On the election night, the overnight futures markets plummeted with the expectations of a Clinton victory. But it didn’t take long for a rebound. By morning, the markets returned back to normal.
Lower taxes and a less regulated environment are good for the economy. And I hope Trump pulls it off. However, I am worried that what we see now is just a...Read more.
Gold prices have dropped from $1,340 an ounce in September to as low as $1,250 late last week. This is largely due to forecasts of a rate hike by the US Federal Reserve. But the sharp drop in gold began to reverse on Monday. The price rose by more than $25 in just three trading days.
Most gold analysts say the main reason for the bounce is reaction to comments made by Yellen last Friday. Judging from what Fed Chair Janet Yellen said last week, gold is likely to move up no matter what the US...Read more.
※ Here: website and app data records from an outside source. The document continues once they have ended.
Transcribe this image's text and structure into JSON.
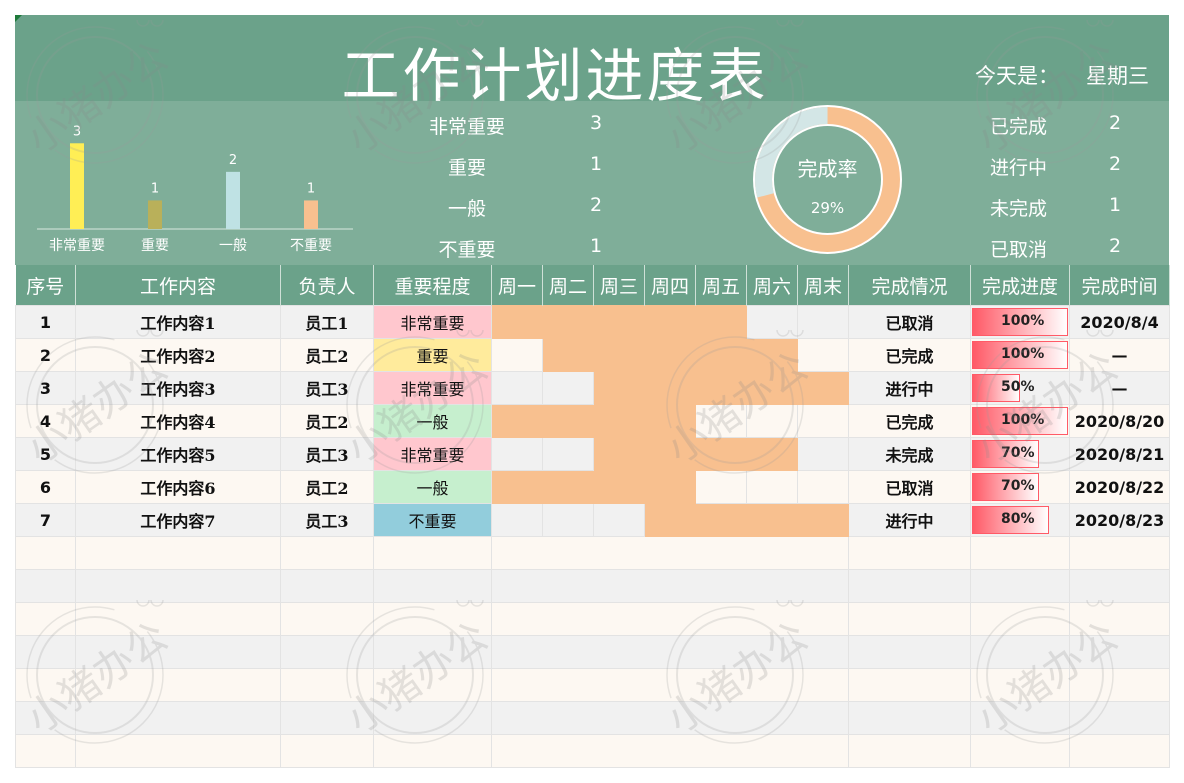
{
  "header": {
    "title": "工作计划进度表",
    "today_label": "今天是：",
    "today_value": "星期三"
  },
  "importance_chart": {
    "type": "bar",
    "categories": [
      "非常重要",
      "重要",
      "一般",
      "不重要"
    ],
    "values": [
      3,
      1,
      2,
      1
    ],
    "colors": [
      "#ffee55",
      "#b9b05a",
      "#bfe2e4",
      "#f8c08f"
    ],
    "ylim": [
      0,
      3.5
    ]
  },
  "importance_stats": [
    {
      "label": "非常重要",
      "value": "3"
    },
    {
      "label": "重要",
      "value": "1"
    },
    {
      "label": "一般",
      "value": "2"
    },
    {
      "label": "不重要",
      "value": "1"
    }
  ],
  "completion": {
    "label": "完成率",
    "value_text": "29%",
    "fraction": 0.29,
    "colors": {
      "done": "#d3e6e6",
      "rest": "#f8c08f"
    }
  },
  "status_stats": [
    {
      "label": "已完成",
      "value": "2"
    },
    {
      "label": "进行中",
      "value": "2"
    },
    {
      "label": "未完成",
      "value": "1"
    },
    {
      "label": "已取消",
      "value": "2"
    }
  ],
  "table": {
    "columns": [
      "序号",
      "工作内容",
      "负责人",
      "重要程度",
      "周一",
      "周二",
      "周三",
      "周四",
      "周五",
      "周六",
      "周末",
      "完成情况",
      "完成进度",
      "完成时间"
    ],
    "rows": [
      {
        "no": "1",
        "task": "工作内容1",
        "owner": "员工1",
        "importance": "非常重要",
        "level": "a",
        "days": [
          1,
          1,
          1,
          1,
          1,
          0,
          0
        ],
        "status": "已取消",
        "progress_text": "100%",
        "progress": 1.0,
        "date": "2020/8/4"
      },
      {
        "no": "2",
        "task": "工作内容2",
        "owner": "员工2",
        "importance": "重要",
        "level": "b",
        "days": [
          0,
          1,
          1,
          1,
          1,
          1,
          0
        ],
        "status": "已完成",
        "progress_text": "100%",
        "progress": 1.0,
        "date": "—"
      },
      {
        "no": "3",
        "task": "工作内容3",
        "owner": "员工3",
        "importance": "非常重要",
        "level": "a",
        "days": [
          0,
          0,
          1,
          1,
          1,
          1,
          1
        ],
        "status": "进行中",
        "progress_text": "50%",
        "progress": 0.5,
        "date": "—"
      },
      {
        "no": "4",
        "task": "工作内容4",
        "owner": "员工2",
        "importance": "一般",
        "level": "c",
        "days": [
          1,
          1,
          1,
          1,
          0,
          0,
          0
        ],
        "status": "已完成",
        "progress_text": "100%",
        "progress": 1.0,
        "date": "2020/8/20"
      },
      {
        "no": "5",
        "task": "工作内容5",
        "owner": "员工3",
        "importance": "非常重要",
        "level": "a",
        "days": [
          0,
          0,
          1,
          1,
          1,
          1,
          0
        ],
        "status": "未完成",
        "progress_text": "70%",
        "progress": 0.7,
        "date": "2020/8/21"
      },
      {
        "no": "6",
        "task": "工作内容6",
        "owner": "员工2",
        "importance": "一般",
        "level": "c",
        "days": [
          1,
          1,
          1,
          1,
          0,
          0,
          0
        ],
        "status": "已取消",
        "progress_text": "70%",
        "progress": 0.7,
        "date": "2020/8/22"
      },
      {
        "no": "7",
        "task": "工作内容7",
        "owner": "员工3",
        "importance": "不重要",
        "level": "d",
        "days": [
          0,
          0,
          0,
          1,
          1,
          1,
          1
        ],
        "status": "进行中",
        "progress_text": "80%",
        "progress": 0.8,
        "date": "2020/8/23"
      }
    ],
    "empty_rows": 7
  },
  "watermark": "小猪办公"
}
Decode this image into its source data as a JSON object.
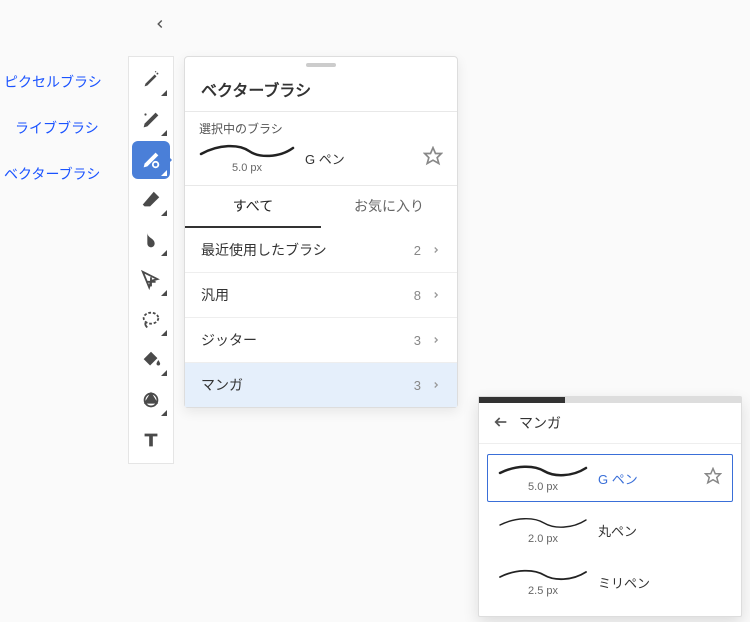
{
  "annotations": {
    "pixel_brush": "ピクセルブラシ",
    "live_brush": "ライブブラシ",
    "vector_brush": "ベクターブラシ"
  },
  "panel": {
    "title": "ベクターブラシ",
    "selected_label": "選択中のブラシ",
    "selected_brush_name": "G ペン",
    "selected_brush_size": "5.0 px",
    "tabs": {
      "all": "すべて",
      "fav": "お気に入り"
    },
    "categories": [
      {
        "label": "最近使用したブラシ",
        "count": "2"
      },
      {
        "label": "汎用",
        "count": "8"
      },
      {
        "label": "ジッター",
        "count": "3"
      },
      {
        "label": "マンガ",
        "count": "3"
      }
    ]
  },
  "subpanel": {
    "title": "マンガ",
    "brushes": [
      {
        "name": "G ペン",
        "size": "5.0 px"
      },
      {
        "name": "丸ペン",
        "size": "2.0 px"
      },
      {
        "name": "ミリペン",
        "size": "2.5 px"
      }
    ]
  }
}
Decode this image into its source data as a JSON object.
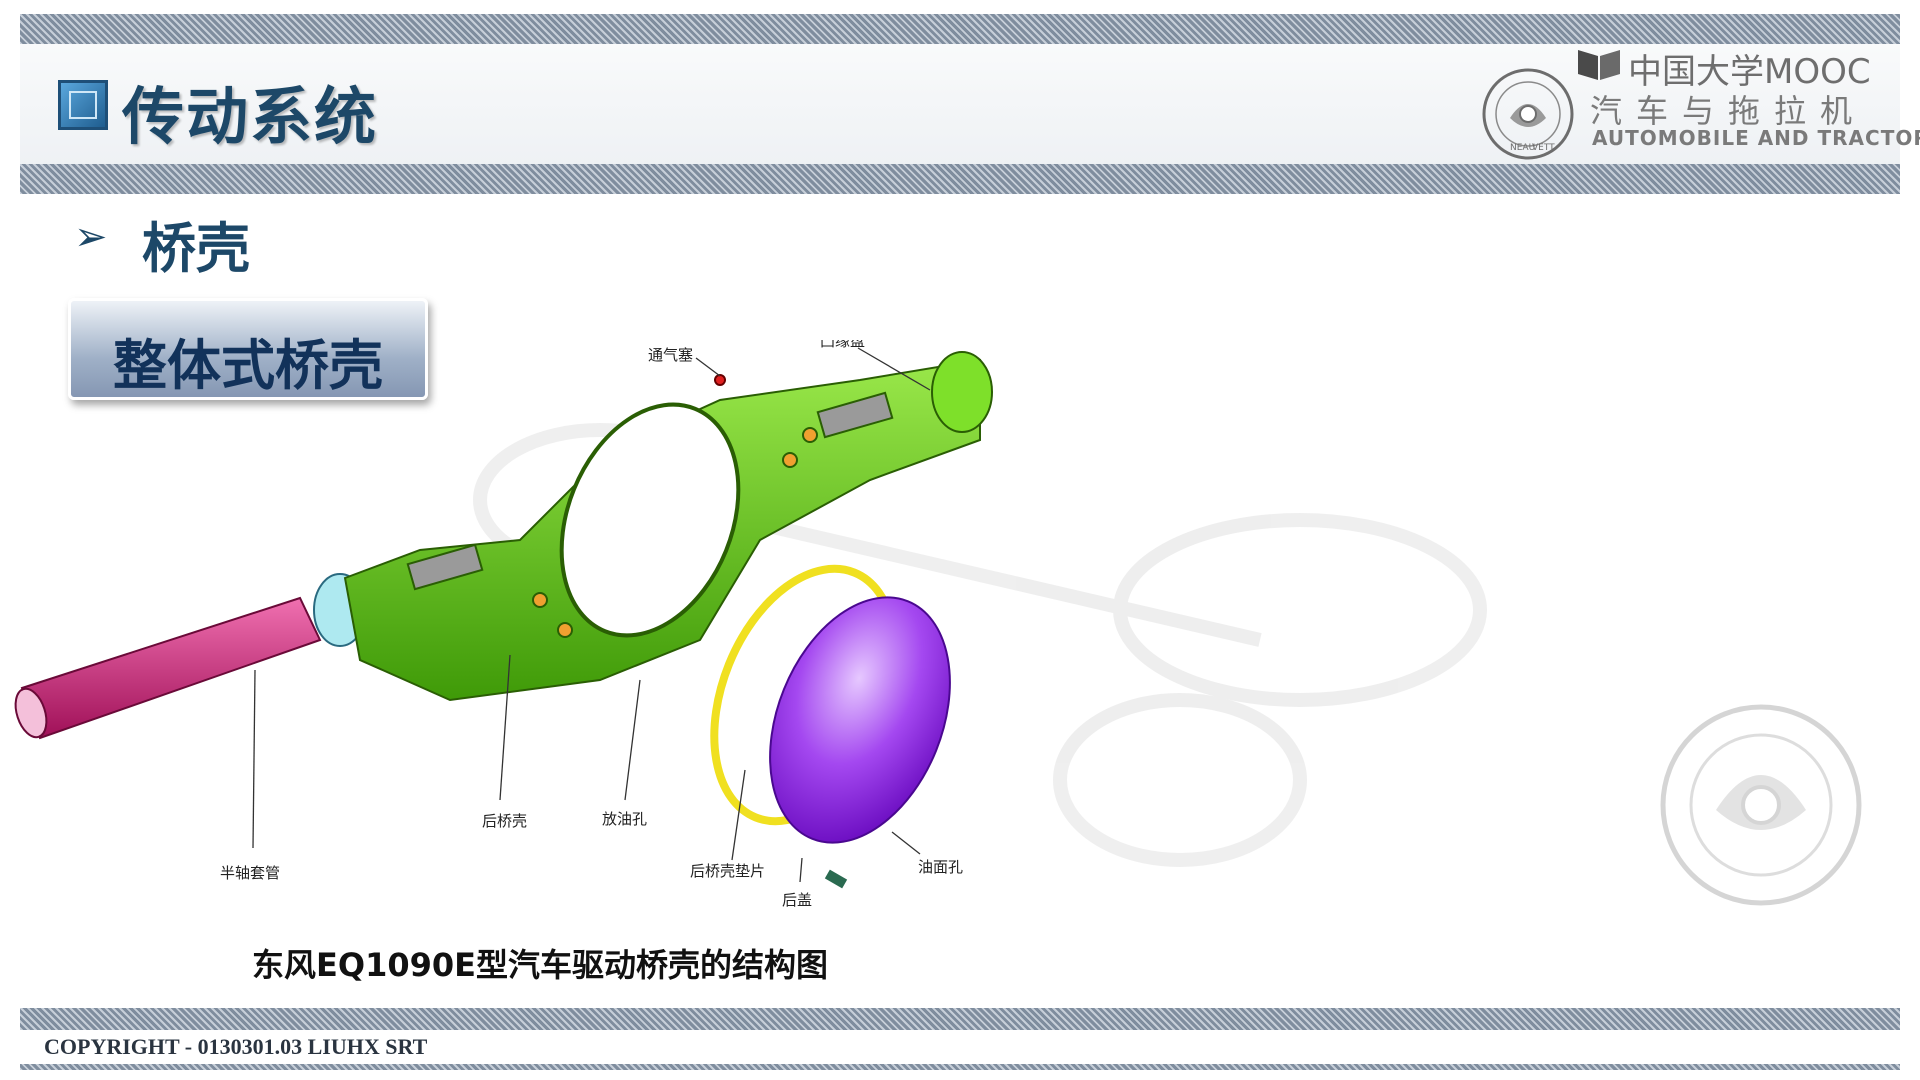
{
  "header": {
    "title": "传动系统",
    "brand": "中国大学MOOC",
    "course_cn": "汽车与拖拉机",
    "course_en": "AUTOMOBILE AND TRACTOR",
    "seal_text": [
      "NEAU",
      "VETT"
    ]
  },
  "section": {
    "title": "桥壳",
    "subtype": "整体式桥壳"
  },
  "figure": {
    "labels": {
      "vent_plug": "通气塞",
      "flange": "凸缘盘",
      "rear_housing": "后桥壳",
      "drain_hole": "放油孔",
      "axle_tube": "半轴套管",
      "housing_gasket": "后桥壳垫片",
      "rear_cover": "后盖",
      "oil_level_hole": "油面孔"
    },
    "caption": "东风EQ1090E型汽车驱动桥壳的结构图"
  },
  "footer": {
    "copyright": "COPYRIGHT - 0130301.03 LIUHX SRT"
  },
  "colors": {
    "title_blue": "#1d4868",
    "housing_green": "#6ccf14",
    "cover_purple": "#8a1fd8",
    "tube_pink": "#c8206e",
    "gasket_yellow": "#f0e020"
  }
}
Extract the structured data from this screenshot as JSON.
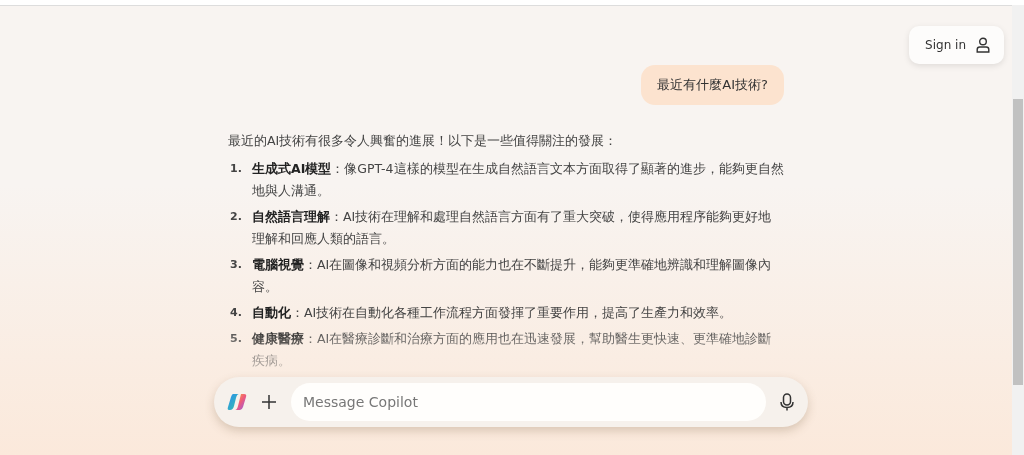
{
  "header": {
    "sign_in_button": "Sign in"
  },
  "user_message": "最近有什麼AI技術?",
  "reply": {
    "intro": "最近的AI技術有很多令人興奮的進展！以下是一些值得關注的發展：",
    "items": [
      {
        "number": "1.",
        "text": "**生成式AI模型**：像GPT-4這樣的模型在生成自然語言文本方面取得了顯著的進步，能夠更自然地與人溝通。"
      },
      {
        "number": "2.",
        "text": "**自然語言理解**：AI技術在理解和處理自然語言方面有了重大突破，使得應用程序能夠更好地理解和回應人類的語言。"
      },
      {
        "number": "3.",
        "text": "**電腦視覺**：AI在圖像和視頻分析方面的能力也在不斷提升，能夠更準確地辨識和理解圖像內容。"
      },
      {
        "number": "4.",
        "text": "**自動化**：AI技術在自動化各種工作流程方面發揮了重要作用，提高了生產力和效率。"
      },
      {
        "number": "5.",
        "text": "**健康醫療**：AI在醫療診斷和治療方面的應用也在迅速發展，幫助醫生更快速、更準確地診斷疾病。"
      }
    ]
  },
  "composer": {
    "placeholder": "Message Copilot"
  }
}
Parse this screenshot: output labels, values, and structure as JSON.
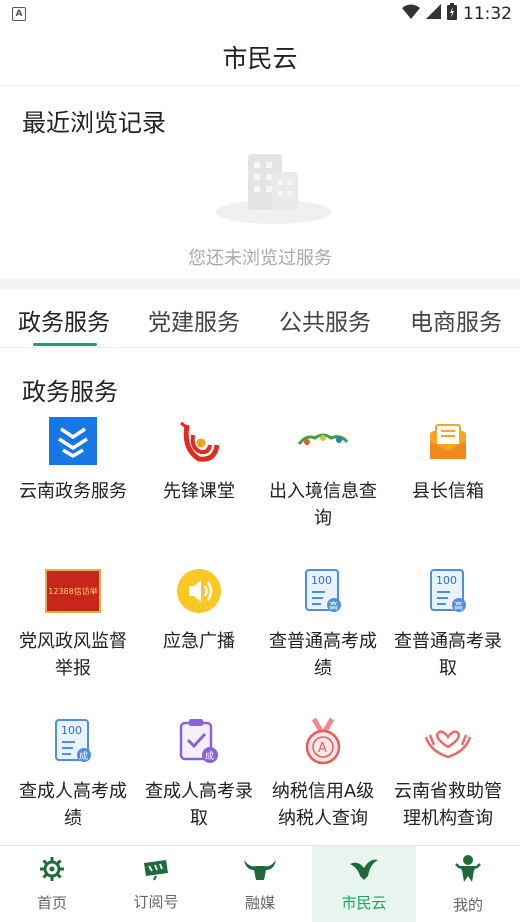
{
  "status_bar": {
    "time": "11:32",
    "badge": "A"
  },
  "header": {
    "title": "市民云"
  },
  "recent": {
    "title": "最近浏览记录",
    "empty_text": "您还未浏览过服务"
  },
  "tabs": [
    {
      "label": "政务服务"
    },
    {
      "label": "党建服务"
    },
    {
      "label": "公共服务"
    },
    {
      "label": "电商服务"
    }
  ],
  "section": {
    "title": "政务服务"
  },
  "services": [
    {
      "label": "云南政务服务",
      "icon": "yunnan-gov-service-icon"
    },
    {
      "label": "先锋课堂",
      "icon": "pioneer-class-icon"
    },
    {
      "label": "出入境信息查询",
      "icon": "immigration-info-icon"
    },
    {
      "label": "县长信箱",
      "icon": "mailbox-icon"
    },
    {
      "label": "党风政风监督举报",
      "icon": "report-banner-icon",
      "banner_text": "12388信访举"
    },
    {
      "label": "应急广播",
      "icon": "speaker-icon"
    },
    {
      "label": "查普通高考成绩",
      "icon": "exam-score-icon",
      "badge": "100",
      "mark": "高"
    },
    {
      "label": "查普通高考录取",
      "icon": "exam-admission-icon",
      "badge": "100",
      "mark": "高"
    },
    {
      "label": "查成人高考成绩",
      "icon": "adult-exam-score-icon",
      "badge": "100",
      "mark": "成"
    },
    {
      "label": "查成人高考录取",
      "icon": "adult-exam-admission-icon",
      "mark": "成"
    },
    {
      "label": "纳税信用A级纳税人查询",
      "icon": "tax-medal-icon",
      "mark": "A"
    },
    {
      "label": "云南省救助管理机构查询",
      "icon": "aid-hands-icon"
    }
  ],
  "bottom_nav": [
    {
      "label": "首页",
      "icon": "home-gear-icon"
    },
    {
      "label": "订阅号",
      "icon": "subscribe-icon"
    },
    {
      "label": "融媒",
      "icon": "media-bull-icon"
    },
    {
      "label": "市民云",
      "icon": "citizen-cloud-icon",
      "active": true
    },
    {
      "label": "我的",
      "icon": "profile-figure-icon"
    }
  ],
  "colors": {
    "accent": "#1aa36a"
  }
}
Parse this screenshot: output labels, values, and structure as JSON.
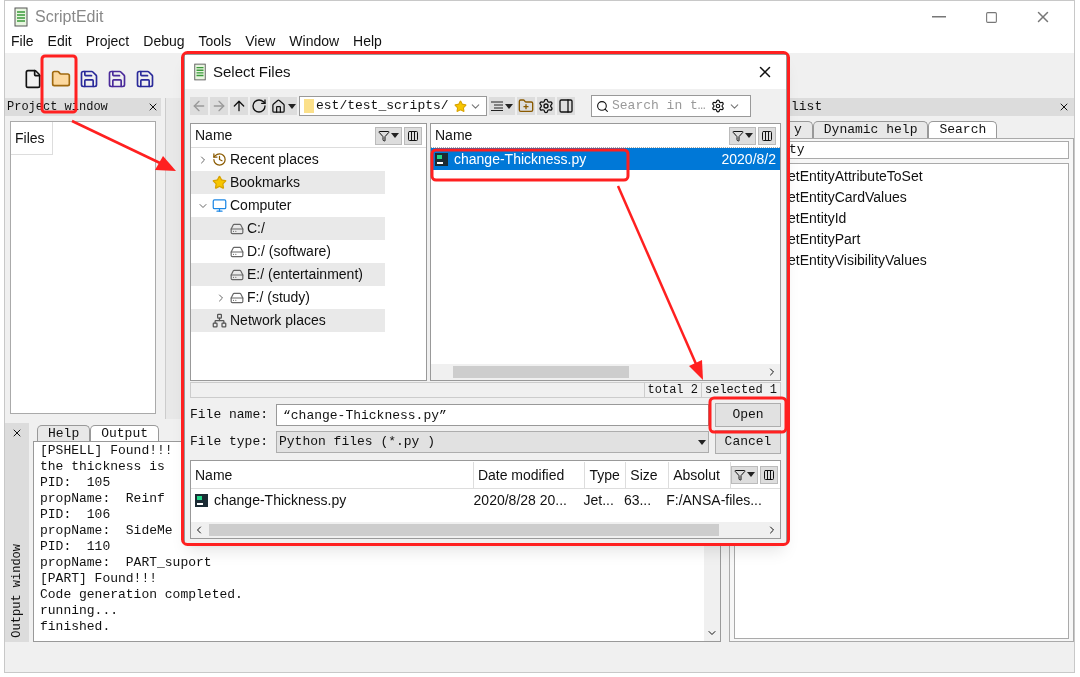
{
  "window": {
    "title": "ScriptEdit"
  },
  "menu": [
    "File",
    "Edit",
    "Project",
    "Debug",
    "Tools",
    "View",
    "Window",
    "Help"
  ],
  "project_window": {
    "title": "Project window",
    "tab": "Files"
  },
  "output_window": {
    "title": "Output window",
    "tabs": [
      {
        "label": "Help",
        "selected": false
      },
      {
        "label": "Output",
        "selected": true
      }
    ],
    "lines": [
      "[PSHELL] Found!!!",
      "the thickness is",
      "PID:  105",
      "propName:  Reinf",
      "PID:  106",
      "propName:  SideMe",
      "PID:  110",
      "propName:  PART_suport",
      "[PART] Found!!!",
      "Code generation completed.",
      "running...",
      "finished."
    ]
  },
  "right_panel": {
    "title": "list",
    "tabs": [
      {
        "label": "y",
        "selected": false
      },
      {
        "label": "Dynamic help",
        "selected": false
      },
      {
        "label": "Search",
        "selected": true
      }
    ],
    "search_value": "ty",
    "results": [
      "etEntityAttributeToSet",
      "etEntityCardValues",
      "etEntityId",
      "etEntityPart",
      "etEntityVisibilityValues"
    ]
  },
  "dialog": {
    "title": "Select Files",
    "path": "est/test_scripts/",
    "search_placeholder": "Search in t…",
    "places_header": "Name",
    "places": [
      {
        "label": "Recent places",
        "kind": "recent",
        "expanded": false
      },
      {
        "label": "Bookmarks",
        "kind": "bookmark"
      },
      {
        "label": "Computer",
        "kind": "computer",
        "expanded": true,
        "children": [
          {
            "label": "C:/",
            "kind": "drive"
          },
          {
            "label": "D:/ (software)",
            "kind": "drive"
          },
          {
            "label": "E:/ (entertainment)",
            "kind": "drive"
          },
          {
            "label": "F:/ (study)",
            "kind": "drive",
            "expanded": false
          }
        ]
      },
      {
        "label": "Network places",
        "kind": "network"
      }
    ],
    "files_header": "Name",
    "files": [
      {
        "name": "change-Thickness.py",
        "date": "2020/8/2",
        "selected": true
      }
    ],
    "status": [
      "total 2",
      "selected 1"
    ],
    "file_name_label": "File name:",
    "file_name_value": "“change-Thickness.py”",
    "file_type_label": "File type:",
    "file_type_value": "Python files (*.py )",
    "buttons": [
      "Open",
      "Cancel"
    ],
    "details_columns": [
      "Name",
      "Date modified",
      "Type",
      "Size",
      "Absolut"
    ],
    "details_rows": [
      [
        "change-Thickness.py",
        "2020/8/28 20...",
        "Jet...",
        "63...",
        "F:/ANSA-files..."
      ]
    ]
  }
}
There is a ticking time bomb in the heart of Europe. Deutsche Bank, the largest bank in Europe, needs to be recapitalized. But neither the German government nor the European Central Bank (ECB) wants to fund it. This is leading to an unsafe and unstable situation. It could even trigger another global financial crisis.
The US Department of Justice (DoJ) recently levied a fine on Deutsche Bank (DB) in the amount of $14 billion. But the bank does not have the money to pay the fine.Read more.
The pressure has been mounting for Deutsche Bank (DB) as the stock market continues to slump and the German government spurns the possibility of a bailout. To make matters worse, DB recently hit a record low.
The German titan has been trying to sell assets to raise money to pay the US Department of Justice its record $14 billion fine—although, there have been rumors that Berlin is applying pressure to get the huge fine reduced.
But financial analysts say any figure above $6 billion means DB...Read more.
I had an abnormal experience of my own this week. I had just left my apartment here in Auckland. Whilst walking to the gym, I passed by none other than US Vice President Joe Biden.
For someone who is pro-gun control, the 20+ man entourage sure did carry enough of them. I later saw the police closing off roads so the US convoy could reach its luxury hotel without interruption. The French aristocracy under Louis XV would have felt right at home.
Seeing these characters in person brings home the...Read more.